SAN FRANCISCO—According to analysts, Intel Corp.s addition of 64-bit extensions to its 32-bit Xeon line could force Advanced Micro Devices Inc.s own 64-bit processor line to compete on price, not technology.
Meanwhile on Wednesday, AMD introduced several new lines of 64-bit Opteron processors, including new low-power versions, and lowered the prices of several current parts.
The market tremor occurred on Tuesday at Intel Developer Forum here, when Intel chief executive Craig Barrett announced that the companys code-name Nocona, a two-way server processor and a member of its Xeon line, will add the 64-bit extensions beginning in the second quarter. And a “Potomac” derivative designed for servers with the extensions will enter the market early next year, the company said.
Although the Opteron is a 64-bit processor, AMD has positioned it directly against the 32-bit Xeon, even pricing the chip at the same price as the Xeon.
Now that Intel has followed AMDs lead into the market for 64-bit computing, the leveled playing field could play to Intels advantage over the long term, analysts said. In the short term, AMD will have the market all to itself, and the advantage of an established customer base and infrastructure.
Over time, however, analysts said the capabilities of both the Opteron as well as the Xeon processors will more broadly overlap, meaning that price will become more of a lever in winning sales.

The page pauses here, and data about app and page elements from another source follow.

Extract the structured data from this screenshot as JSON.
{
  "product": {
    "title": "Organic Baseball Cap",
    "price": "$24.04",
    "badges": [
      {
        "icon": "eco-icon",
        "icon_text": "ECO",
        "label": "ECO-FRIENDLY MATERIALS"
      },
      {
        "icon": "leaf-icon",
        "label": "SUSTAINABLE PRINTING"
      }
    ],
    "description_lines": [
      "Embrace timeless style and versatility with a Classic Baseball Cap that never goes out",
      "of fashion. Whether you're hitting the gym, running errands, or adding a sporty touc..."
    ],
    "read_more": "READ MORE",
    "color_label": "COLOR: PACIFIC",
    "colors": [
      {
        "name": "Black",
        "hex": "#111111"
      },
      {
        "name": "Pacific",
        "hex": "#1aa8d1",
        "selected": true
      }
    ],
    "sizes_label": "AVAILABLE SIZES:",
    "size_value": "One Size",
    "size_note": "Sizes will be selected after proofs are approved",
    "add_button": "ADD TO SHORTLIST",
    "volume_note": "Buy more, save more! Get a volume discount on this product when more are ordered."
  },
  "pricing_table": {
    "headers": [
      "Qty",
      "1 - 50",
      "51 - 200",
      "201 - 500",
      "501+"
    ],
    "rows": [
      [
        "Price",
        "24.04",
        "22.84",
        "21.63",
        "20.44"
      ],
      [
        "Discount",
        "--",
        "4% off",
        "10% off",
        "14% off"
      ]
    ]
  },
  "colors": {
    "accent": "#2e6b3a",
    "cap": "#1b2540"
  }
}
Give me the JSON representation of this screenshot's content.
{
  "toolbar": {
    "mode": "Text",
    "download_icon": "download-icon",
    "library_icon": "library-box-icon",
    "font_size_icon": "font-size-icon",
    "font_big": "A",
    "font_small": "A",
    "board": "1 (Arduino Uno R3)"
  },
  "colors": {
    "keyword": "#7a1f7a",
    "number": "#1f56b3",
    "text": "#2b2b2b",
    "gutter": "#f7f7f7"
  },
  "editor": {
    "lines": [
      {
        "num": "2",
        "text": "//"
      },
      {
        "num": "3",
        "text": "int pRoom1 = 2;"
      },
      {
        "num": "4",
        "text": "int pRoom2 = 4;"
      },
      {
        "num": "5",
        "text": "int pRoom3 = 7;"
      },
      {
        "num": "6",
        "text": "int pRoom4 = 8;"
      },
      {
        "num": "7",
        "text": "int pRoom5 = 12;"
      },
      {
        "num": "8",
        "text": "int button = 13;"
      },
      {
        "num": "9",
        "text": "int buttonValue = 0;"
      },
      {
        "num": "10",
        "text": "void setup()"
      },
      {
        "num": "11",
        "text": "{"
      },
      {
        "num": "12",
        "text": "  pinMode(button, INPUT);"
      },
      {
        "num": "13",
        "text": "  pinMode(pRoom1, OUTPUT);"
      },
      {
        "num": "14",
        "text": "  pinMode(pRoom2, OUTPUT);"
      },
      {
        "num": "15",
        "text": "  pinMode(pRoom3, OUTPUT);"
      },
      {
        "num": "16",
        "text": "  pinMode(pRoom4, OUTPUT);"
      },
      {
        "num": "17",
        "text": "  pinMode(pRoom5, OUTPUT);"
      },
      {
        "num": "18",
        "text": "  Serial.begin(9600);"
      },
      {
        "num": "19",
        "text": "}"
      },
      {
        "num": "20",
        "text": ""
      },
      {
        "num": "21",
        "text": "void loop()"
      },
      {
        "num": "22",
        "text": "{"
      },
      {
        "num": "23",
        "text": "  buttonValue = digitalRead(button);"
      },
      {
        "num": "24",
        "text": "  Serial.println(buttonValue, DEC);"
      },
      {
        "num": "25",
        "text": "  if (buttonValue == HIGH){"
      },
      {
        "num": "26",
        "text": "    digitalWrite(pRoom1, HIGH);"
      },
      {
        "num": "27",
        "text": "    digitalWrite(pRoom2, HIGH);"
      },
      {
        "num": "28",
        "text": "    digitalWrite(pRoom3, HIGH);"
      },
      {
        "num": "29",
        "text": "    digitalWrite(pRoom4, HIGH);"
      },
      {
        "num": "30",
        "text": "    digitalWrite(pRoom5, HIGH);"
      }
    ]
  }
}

Vendors that offer systems based on both the Opteron and the Xeon were expected to continue to support both processors.
“Customer choice will guide our positioning,” said Jeff Benck, vice president for IBMs eServer BladeCentre in Armonk, N.Y.
“Today our e325 is a great price/performance 1U platform. Our current x335 today is Xeon-based and has many additional enterprise features and once the Xeon with 64-bit extensions are available, it will support that too. So we will be able to offer 64-bit extensions across our uni[processor] and two-way platforms regardless of whether it is Intel or AMD. And that gives customers the ability to choose whats best for them.”
Officials at Hewlett-Packard Corp. of Palo Alto, Calif., also said that the company plans to design systems around the forthcoming 64-bit Xeons, even as the company reportedly evaluates Opteron-based systems for launch later this quarter.
AMD Seeks to Change
But what may eventually guide those customers is, in a word, “price”, according to Dean McCarron, an analyst with Mercury Research Corp. of Cave Creek, Ariz.
“The reality is that AMD always positioned the Opteron against the Xeon,” added Mike Feibus, principal at TechKnowledge Strategies Inc., Scottsdale, Ariz.
Meanwhile, AMD may have fired an early shot in the price war Tuesday when it lowered prices on many of its Opteron processors, especially its high-end 800 series.
AMD cut the price of its 848 and 846 chips by nearly 50 percent, reducing their tags to $1,514 and $1,165, respectively. The company also cut the price of the Opteron 842 and Opteron 840 to $698, an indication that AMD will cut the slower chip from its portfolio. The chipmaker also made smaller cuts across its remaining Opteron processors.
Currently, Intels multiprocessor Xeons range in price from a 1.5-GHz Xeon for $1,177 to $3,692 for a 2.8-GHz model.
AMD also has some other arrows in its quiver. On Tuesday, AMD released two new low-power versions, the Opteron 846HE and Opteron 840EE, which consume 55 and 30 watts of power, respectively. Both are designed for servers with four or more processors.
Conversely, a GHz Xeon MP with 1 MB of L2 cache consumes about 57 watts and Intels fastest 2.8-GHz Xeon MP chip consumes 72 watts.
In addition, Microsoft may also require a hardware abstraction layer for Intels new 64-bit Xeons to make them fully compatible with its Windows Server 2003 Extended Edition, which was originally designed for the AMD Opteron, according to Kimball Brown, a former Dataquest analyst and vice president of business development for ServerWorks, a server chipset division of Broadcom Corp.
AMD officials also said that the 32-bit performance of the Opteron will remain superior to the Xeon, even after the enhancements are added.
“Were still differentiating our processor lineup in the same way since we introduced them,” said AMD spokeswoman Amy Stansbury. “In addition to 64-bit complexity, well be better on industry-standard benchmarks as well.” The differences lie in the microarchitectural construction of the chips, she said.
But for now, AMDs advantage remains secure.
“This year Xeon cant compete with Opteron,” said Peter Glaskowsky, an analyst with In-Stat/MDR in San Jose, Calif., who said AMD will eventually design multicore Opterons that imitate Intels chip-level multithreading, called hyperthreading.
“AMD has a really good argument for many years,” Glaskowsky said. Over time, however, its advantage will wane, he added.